Undone, she takes the anger management certificate, smears her own blood on it and tacks it to her black dress, the one she has shredded with a blade to tell what he was like, so nobody can say they don’t see. In “Refocus,” Wing, who is known in the non-literary world for her work with victims of domestic violence, writes as a compassionate observer: A woman comes into a women’s shelter, her “face purpled with blows,” but though she has been here before, she refuses to press charges or leave her abuser. Even those who succeed in escaping, Wing implies, may be haunted the rest of their lives. The life of a woman who has left her abuser and moved on is tellingly recorded in “Even a Woman”:
[. . .] I was in hiding
one of the disappeared
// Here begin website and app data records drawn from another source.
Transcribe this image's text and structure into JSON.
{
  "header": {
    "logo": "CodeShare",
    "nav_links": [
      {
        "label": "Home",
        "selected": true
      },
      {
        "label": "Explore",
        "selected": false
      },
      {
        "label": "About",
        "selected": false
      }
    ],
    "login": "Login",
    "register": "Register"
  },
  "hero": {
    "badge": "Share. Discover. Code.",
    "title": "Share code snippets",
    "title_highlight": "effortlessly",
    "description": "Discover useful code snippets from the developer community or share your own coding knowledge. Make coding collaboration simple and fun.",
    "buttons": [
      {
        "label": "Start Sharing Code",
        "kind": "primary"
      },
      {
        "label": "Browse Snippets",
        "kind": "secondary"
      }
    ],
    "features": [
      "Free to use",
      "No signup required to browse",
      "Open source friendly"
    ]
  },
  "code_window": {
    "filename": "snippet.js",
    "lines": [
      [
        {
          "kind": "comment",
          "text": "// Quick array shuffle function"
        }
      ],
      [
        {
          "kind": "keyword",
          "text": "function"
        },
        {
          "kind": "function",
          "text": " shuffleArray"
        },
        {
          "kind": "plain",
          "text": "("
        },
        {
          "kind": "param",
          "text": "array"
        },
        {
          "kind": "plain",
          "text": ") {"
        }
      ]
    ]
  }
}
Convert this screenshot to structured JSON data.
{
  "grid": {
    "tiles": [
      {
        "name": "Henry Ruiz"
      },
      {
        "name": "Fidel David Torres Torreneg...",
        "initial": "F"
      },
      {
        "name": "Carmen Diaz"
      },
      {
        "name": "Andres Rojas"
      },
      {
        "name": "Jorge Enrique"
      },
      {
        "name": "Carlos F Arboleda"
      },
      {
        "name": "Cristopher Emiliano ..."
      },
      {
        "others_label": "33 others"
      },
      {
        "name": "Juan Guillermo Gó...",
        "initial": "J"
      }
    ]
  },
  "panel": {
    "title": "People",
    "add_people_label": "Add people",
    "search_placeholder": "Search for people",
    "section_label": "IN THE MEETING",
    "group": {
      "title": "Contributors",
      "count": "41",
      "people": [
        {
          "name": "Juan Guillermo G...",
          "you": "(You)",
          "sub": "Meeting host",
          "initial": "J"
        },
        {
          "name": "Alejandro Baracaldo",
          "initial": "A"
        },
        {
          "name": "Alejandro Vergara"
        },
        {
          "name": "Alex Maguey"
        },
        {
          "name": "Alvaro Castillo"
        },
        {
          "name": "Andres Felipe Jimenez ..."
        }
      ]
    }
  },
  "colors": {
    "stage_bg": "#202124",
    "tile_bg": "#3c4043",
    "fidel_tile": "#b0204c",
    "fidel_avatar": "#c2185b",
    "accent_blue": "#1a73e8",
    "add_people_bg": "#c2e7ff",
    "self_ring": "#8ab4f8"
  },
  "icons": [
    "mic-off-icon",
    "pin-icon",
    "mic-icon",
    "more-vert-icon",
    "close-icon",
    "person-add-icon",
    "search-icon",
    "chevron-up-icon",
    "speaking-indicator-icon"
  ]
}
unlisted phone number, quit the job
I used to have cause I could not afford
to leave a trace. I had shrunk again
into that victim role, the one abandoned
so long ago.
As a feminist claiming her power, Wing is sensitive to the power dynamics at play among women, too. Having “learned love translated through the words of men,” having had her “debut” as a lover with men, Wing is aware that with her lesbian lover she is now “the one who holds / the one who touches” (“Body of a Woman, Cuerpo de Mujer”).
Trauma and concerns with abuse tend to have origins in early family life, and it is not surprising, perhaps, that Wing chooses to focus attention on her upper middle class background. Her devoted, philanthropic family was “perfect”–except of course when it wasn’t. Her mother, a super mom who adopted orphans from other cultures, often flew into uncontrollable rages. The Vietnamese child of war from the 1970s who became a part of this family appears movingly in Wing’s poems. More unsettling, are memories of a childhood molestation that ends with a suicide attempt (“Breathing”).
Wing’s work is strongest in this dark mode. She is a poet of advocacy for the downtrodden, the grieving. In the poem “Anthropomorphism,” Wing is unswayed by political or social correctness, and follows her own instincts. Why not by anthropomorphic, she asks, when you see a doe seeming to grieve over the body of her spotted fawn?
When she turns to praise in the section called “Wind,” the poet seems at times to lose her ground. In “How to Free a Poem” Wing writes, “winnow some words, toss them in the air,” but sometimes becomes a bit too buoyant for my taste, as in her ode to the French philosopher-novelist-poet Helene Cixous: “I hunger for her / I want to lick each word / put my tongue on the nouns / take the nipple of her poetry between my teeth /and bite.”
This is not to say Wing’s work lacks humor. That she can succeed in a lighter vein is evident in “Ode to a Laundry Basket”:
And there you were,
a classic, a Penelope, graceful
in your woven seagrass over a steel frame.
With allure enough to attract
a thousand lovers,
yet the steadfastness to wait
for the one who is coming home.
Zara Raab is a poet and literary journalist who work appears widely in small magazines. She is the author of four books, including Swimming the Eel and Rumpelstiltskin, finalist for the Dana Award. She is a contributing editor to The Redwood Coast Review. Visit her at www.zararaab.com